Study material.
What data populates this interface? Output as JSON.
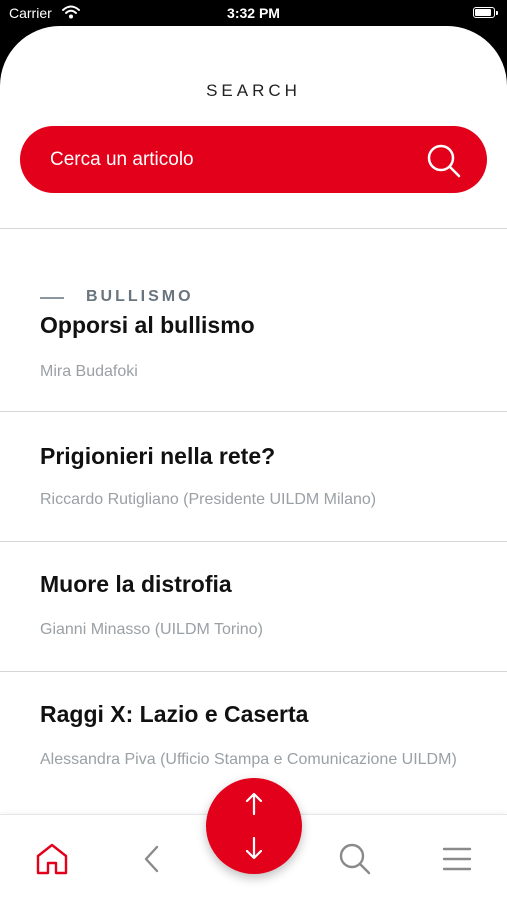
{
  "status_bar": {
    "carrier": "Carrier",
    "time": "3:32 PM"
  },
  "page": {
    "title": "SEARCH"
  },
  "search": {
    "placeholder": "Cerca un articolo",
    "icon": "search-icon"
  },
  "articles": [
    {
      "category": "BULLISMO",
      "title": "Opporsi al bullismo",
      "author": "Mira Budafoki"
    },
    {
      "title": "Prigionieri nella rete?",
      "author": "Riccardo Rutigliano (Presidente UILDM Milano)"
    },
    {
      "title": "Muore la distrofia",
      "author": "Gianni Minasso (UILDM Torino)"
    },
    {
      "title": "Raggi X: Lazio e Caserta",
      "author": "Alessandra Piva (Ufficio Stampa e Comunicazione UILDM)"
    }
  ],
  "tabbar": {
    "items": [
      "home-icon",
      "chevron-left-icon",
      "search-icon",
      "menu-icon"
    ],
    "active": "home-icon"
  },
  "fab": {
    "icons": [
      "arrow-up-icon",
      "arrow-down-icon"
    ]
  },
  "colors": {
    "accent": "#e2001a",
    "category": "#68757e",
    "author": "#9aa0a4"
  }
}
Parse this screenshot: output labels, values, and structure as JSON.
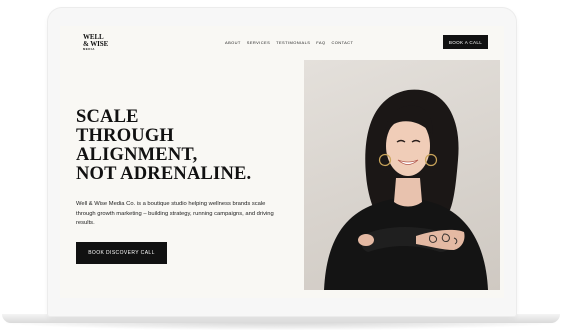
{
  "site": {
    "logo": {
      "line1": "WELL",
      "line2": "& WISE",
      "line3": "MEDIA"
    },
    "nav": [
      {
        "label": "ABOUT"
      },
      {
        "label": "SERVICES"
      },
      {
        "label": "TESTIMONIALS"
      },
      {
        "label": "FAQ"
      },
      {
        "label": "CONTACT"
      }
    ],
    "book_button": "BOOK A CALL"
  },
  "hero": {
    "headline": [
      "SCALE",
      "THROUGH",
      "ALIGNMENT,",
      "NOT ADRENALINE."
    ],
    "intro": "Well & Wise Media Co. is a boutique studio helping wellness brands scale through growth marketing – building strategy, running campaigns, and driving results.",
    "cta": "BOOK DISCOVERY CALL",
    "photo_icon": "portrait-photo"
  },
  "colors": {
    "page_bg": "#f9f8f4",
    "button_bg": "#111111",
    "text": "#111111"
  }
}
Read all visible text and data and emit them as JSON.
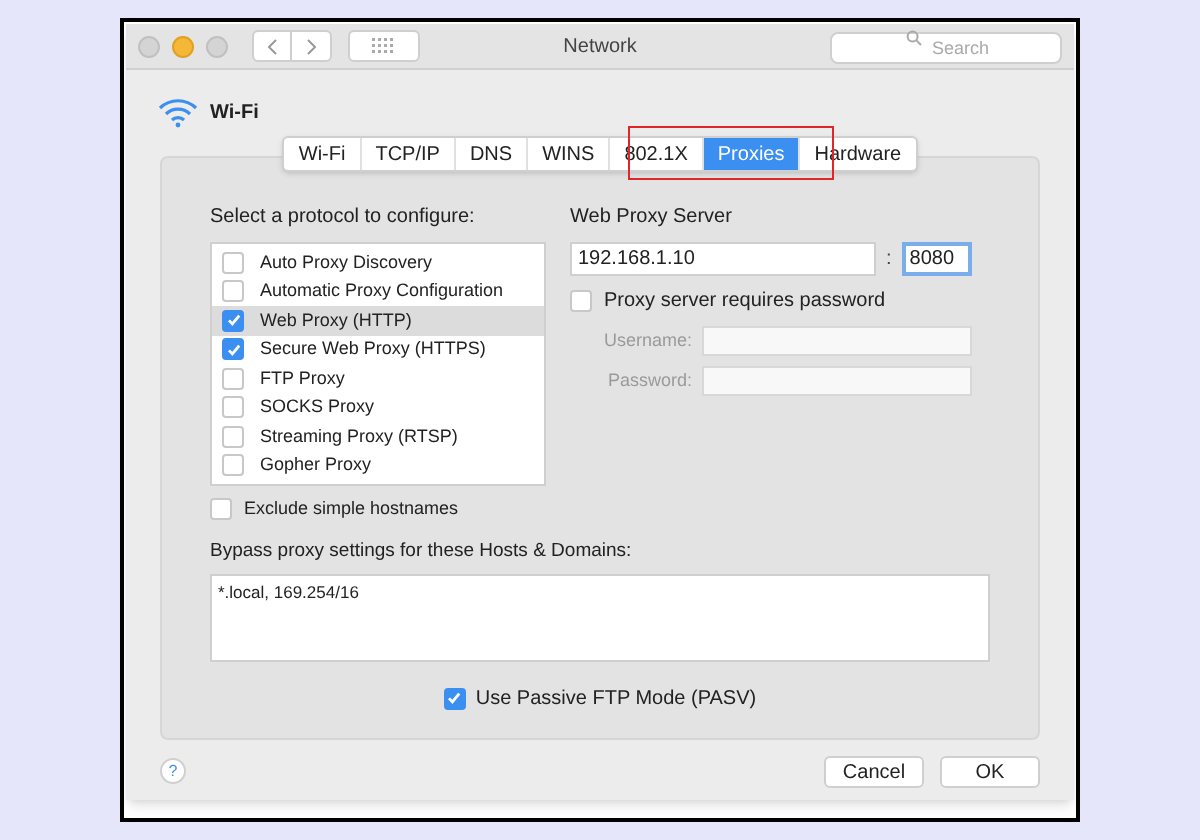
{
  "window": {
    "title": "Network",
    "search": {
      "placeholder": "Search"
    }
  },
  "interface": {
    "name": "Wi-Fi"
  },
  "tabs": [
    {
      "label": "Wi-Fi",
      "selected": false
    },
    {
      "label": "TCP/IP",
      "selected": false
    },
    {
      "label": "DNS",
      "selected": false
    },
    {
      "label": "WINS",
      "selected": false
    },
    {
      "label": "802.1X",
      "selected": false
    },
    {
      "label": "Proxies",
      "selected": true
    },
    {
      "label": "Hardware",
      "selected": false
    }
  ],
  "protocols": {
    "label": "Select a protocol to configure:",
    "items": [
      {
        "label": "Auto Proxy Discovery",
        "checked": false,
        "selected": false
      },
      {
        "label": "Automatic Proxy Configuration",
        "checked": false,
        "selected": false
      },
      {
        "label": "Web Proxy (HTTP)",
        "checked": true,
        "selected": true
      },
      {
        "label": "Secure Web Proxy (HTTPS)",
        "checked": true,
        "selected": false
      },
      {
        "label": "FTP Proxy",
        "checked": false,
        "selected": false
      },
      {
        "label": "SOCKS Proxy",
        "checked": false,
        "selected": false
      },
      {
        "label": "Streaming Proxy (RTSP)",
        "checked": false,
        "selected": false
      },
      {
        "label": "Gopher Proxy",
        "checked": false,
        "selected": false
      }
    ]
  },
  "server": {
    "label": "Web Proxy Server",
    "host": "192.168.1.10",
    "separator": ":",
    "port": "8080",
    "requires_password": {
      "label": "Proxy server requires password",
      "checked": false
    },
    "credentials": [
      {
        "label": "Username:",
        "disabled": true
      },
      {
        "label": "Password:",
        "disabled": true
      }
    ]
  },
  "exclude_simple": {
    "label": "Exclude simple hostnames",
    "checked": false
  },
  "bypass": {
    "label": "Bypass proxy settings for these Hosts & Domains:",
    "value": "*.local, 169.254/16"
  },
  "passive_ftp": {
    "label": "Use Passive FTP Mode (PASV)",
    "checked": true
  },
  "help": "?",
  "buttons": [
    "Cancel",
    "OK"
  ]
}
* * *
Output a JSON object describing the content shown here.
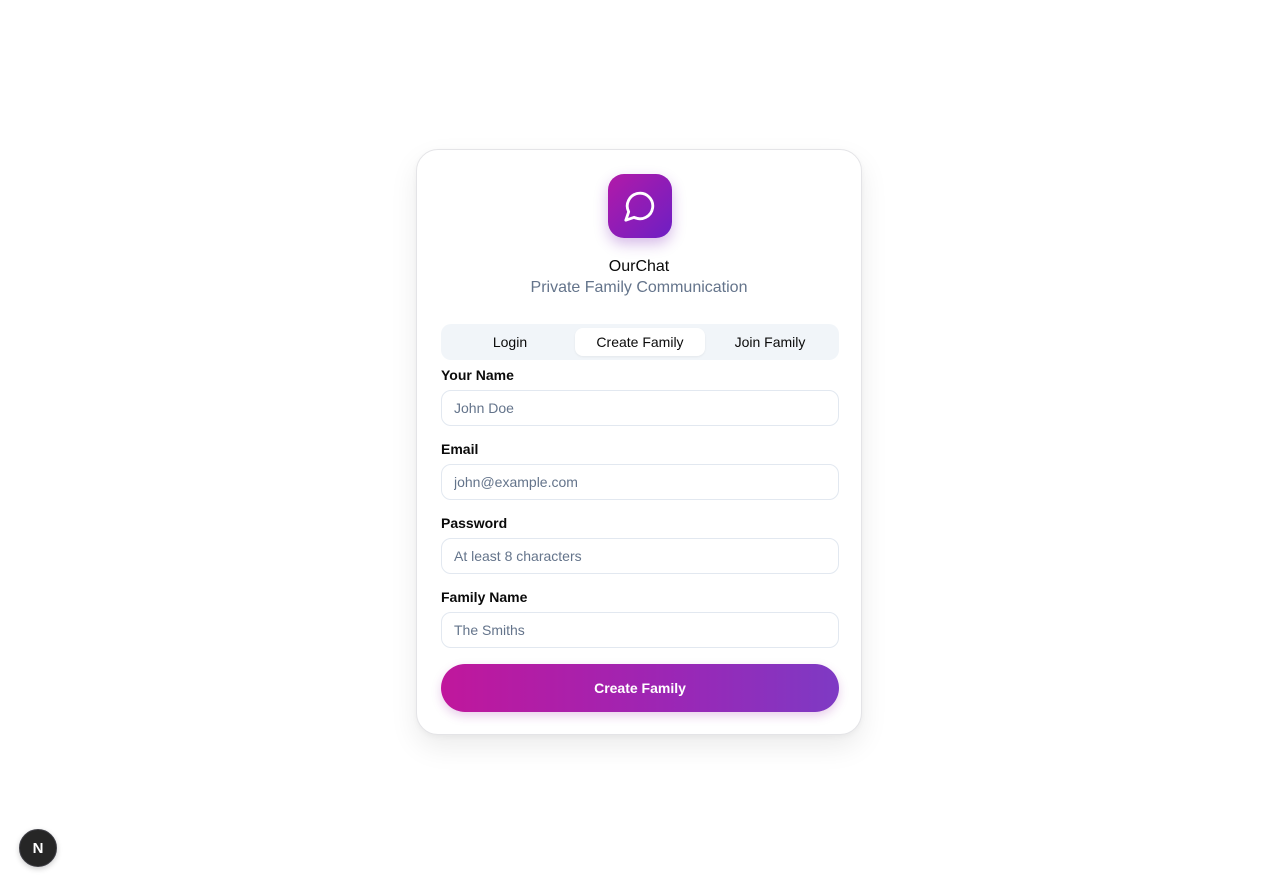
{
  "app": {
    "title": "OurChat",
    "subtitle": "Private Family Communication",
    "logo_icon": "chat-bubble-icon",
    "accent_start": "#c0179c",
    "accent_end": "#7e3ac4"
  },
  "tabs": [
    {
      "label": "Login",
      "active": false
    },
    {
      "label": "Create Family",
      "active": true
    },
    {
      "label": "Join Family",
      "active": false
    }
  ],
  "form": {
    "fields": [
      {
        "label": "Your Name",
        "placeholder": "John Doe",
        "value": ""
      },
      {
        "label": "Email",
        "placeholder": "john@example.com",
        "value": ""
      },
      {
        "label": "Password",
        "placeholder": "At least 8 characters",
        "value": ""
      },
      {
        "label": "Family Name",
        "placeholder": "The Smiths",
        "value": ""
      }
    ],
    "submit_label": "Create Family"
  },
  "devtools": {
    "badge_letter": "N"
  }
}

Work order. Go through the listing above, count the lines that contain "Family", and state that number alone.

Answer box. 5